- EXERCISE -
Please repeat the records exactly, keeping the pictures out.

- SUPPLIED DATA -

----

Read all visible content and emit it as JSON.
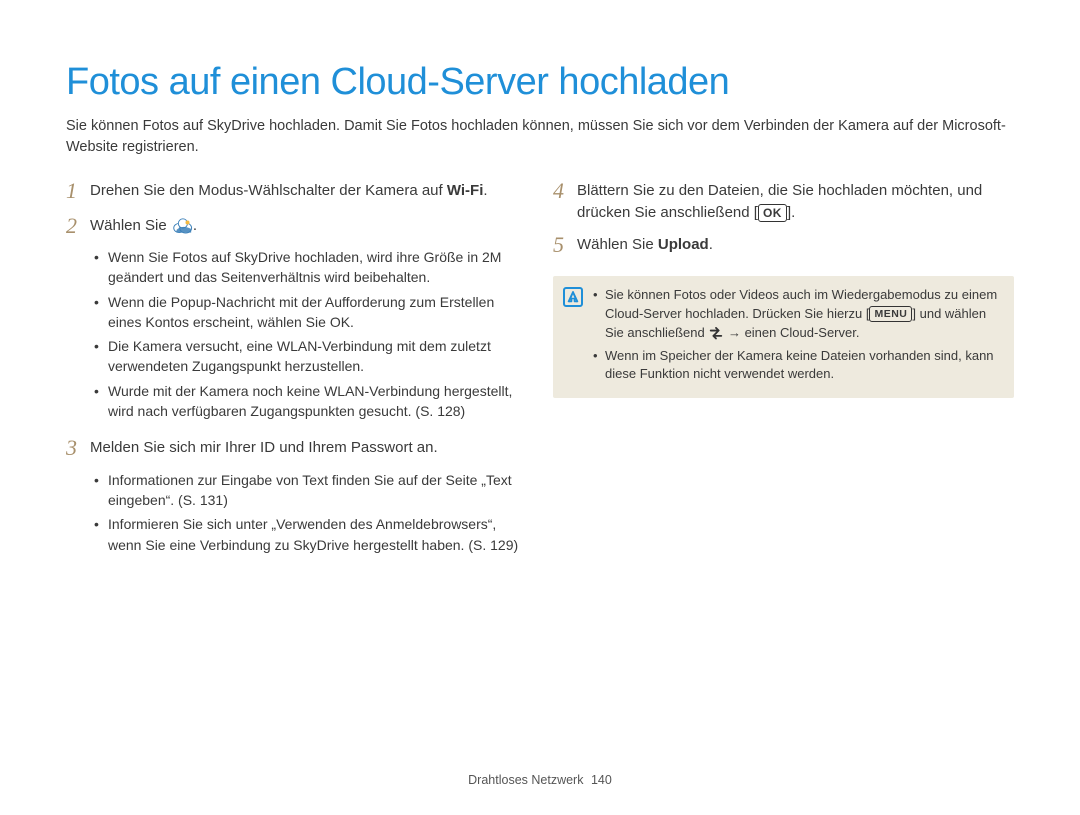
{
  "title": "Fotos auf einen Cloud-Server hochladen",
  "intro": "Sie können Fotos auf SkyDrive hochladen. Damit Sie Fotos hochladen können, müssen Sie sich vor dem Verbinden der Kamera auf der Microsoft-Website registrieren.",
  "left": {
    "step1_pre": "Drehen Sie den Modus-Wählschalter der Kamera auf ",
    "step1_bold": "Wi-Fi",
    "step1_post": ".",
    "step2": "Wählen Sie ",
    "step2_post": ".",
    "step2_bullets": [
      "Wenn Sie Fotos auf SkyDrive hochladen, wird ihre Größe in 2M geändert und das Seitenverhältnis wird beibehalten.",
      "Wenn die Popup-Nachricht mit der Aufforderung zum Erstellen eines Kontos erscheint, wählen Sie OK.",
      "Die Kamera versucht, eine WLAN-Verbindung mit dem zuletzt verwendeten Zugangspunkt herzustellen.",
      "Wurde mit der Kamera noch keine WLAN-Verbindung hergestellt, wird nach verfügbaren Zugangspunkten gesucht. (S. 128)"
    ],
    "step3": "Melden Sie sich mir Ihrer ID und Ihrem Passwort an.",
    "step3_bullets": [
      "Informationen zur Eingabe von Text finden Sie auf der Seite „Text eingeben“. (S. 131)",
      "Informieren Sie sich unter „Verwenden des Anmeldebrowsers“, wenn Sie eine Verbindung zu SkyDrive hergestellt haben. (S. 129)"
    ]
  },
  "right": {
    "step4_pre": "Blättern Sie zu den Dateien, die Sie hochladen möchten, und drücken Sie anschließend [",
    "step4_ok": "OK",
    "step4_post": "].",
    "step5_pre": "Wählen Sie ",
    "step5_bold": "Upload",
    "step5_post": ".",
    "note": {
      "line1_pre": "Sie können Fotos oder Videos auch im Wiedergabemodus zu einem Cloud-Server hochladen. Drücken Sie hierzu [",
      "line1_menu": "MENU",
      "line1_mid": "] und wählen Sie anschließend ",
      "line1_post": " → einen Cloud-Server.",
      "line2": "Wenn im Speicher der Kamera keine Dateien vorhanden sind, kann diese Funktion nicht verwendet werden."
    }
  },
  "footer": {
    "section": "Drahtloses Netzwerk",
    "page": "140"
  }
}
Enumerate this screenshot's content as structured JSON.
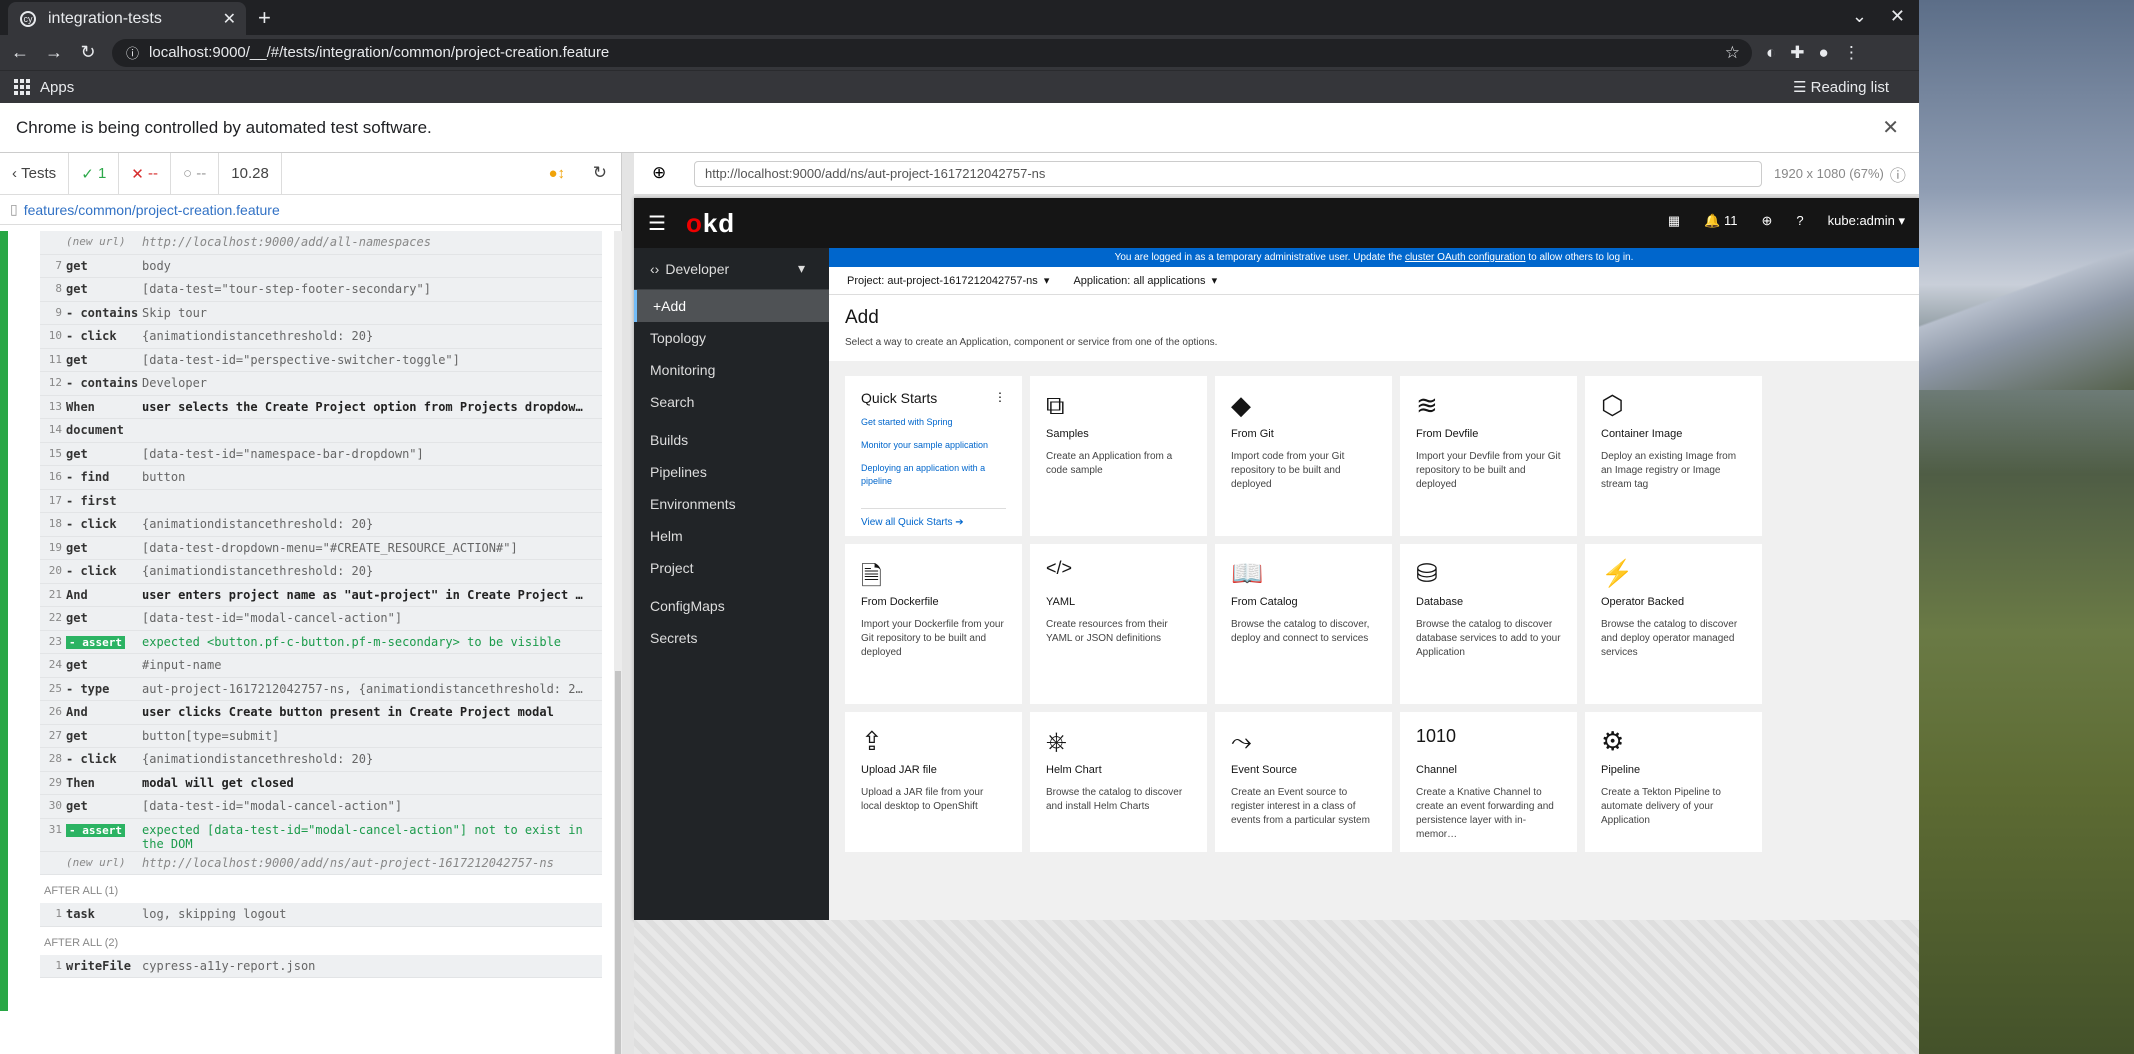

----

- RESULT FOR THIS EXERCISE -
Read all visible content and emit it as JSON.
{
  "title": "Fotos auf einen Cloud-Server hochladen",
  "intro": "Sie können Fotos auf SkyDrive hochladen. Damit Sie Fotos hochladen können, müssen Sie sich vor dem Verbinden der Kamera auf der Microsoft-Website registrieren.",
  "left": {
    "step1_pre": "Drehen Sie den Modus-Wählschalter der Kamera auf ",
    "step1_bold": "Wi-Fi",
    "step1_post": ".",
    "step2": "Wählen Sie ",
    "step2_post": ".",
    "step2_bullets": [
      "Wenn Sie Fotos auf SkyDrive hochladen, wird ihre Größe in 2M geändert und das Seitenverhältnis wird beibehalten.",
      "Wenn die Popup-Nachricht mit der Aufforderung zum Erstellen eines Kontos erscheint, wählen Sie OK.",
      "Die Kamera versucht, eine WLAN-Verbindung mit dem zuletzt verwendeten Zugangspunkt herzustellen.",
      "Wurde mit der Kamera noch keine WLAN-Verbindung hergestellt, wird nach verfügbaren Zugangspunkten gesucht. (S. 128)"
    ],
    "step3": "Melden Sie sich mir Ihrer ID und Ihrem Passwort an.",
    "step3_bullets": [
      "Informationen zur Eingabe von Text finden Sie auf der Seite „Text eingeben“. (S. 131)",
      "Informieren Sie sich unter „Verwenden des Anmeldebrowsers“, wenn Sie eine Verbindung zu SkyDrive hergestellt haben. (S. 129)"
    ]
  },
  "right": {
    "step4_pre": "Blättern Sie zu den Dateien, die Sie hochladen möchten, und drücken Sie anschließend [",
    "step4_ok": "OK",
    "step4_post": "].",
    "step5_pre": "Wählen Sie ",
    "step5_bold": "Upload",
    "step5_post": ".",
    "note": {
      "line1_pre": "Sie können Fotos oder Videos auch im Wiedergabemodus zu einem Cloud-Server hochladen. Drücken Sie hierzu [",
      "line1_menu": "MENU",
      "line1_mid": "] und wählen Sie anschließend ",
      "line1_post": " → einen Cloud-Server.",
      "line2": "Wenn im Speicher der Kamera keine Dateien vorhanden sind, kann diese Funktion nicht verwendet werden."
    }
  },
  "footer": {
    "section": "Drahtloses Netzwerk",
    "page": "140"
  }
}
Enumerate this screenshot's content as structured JSON.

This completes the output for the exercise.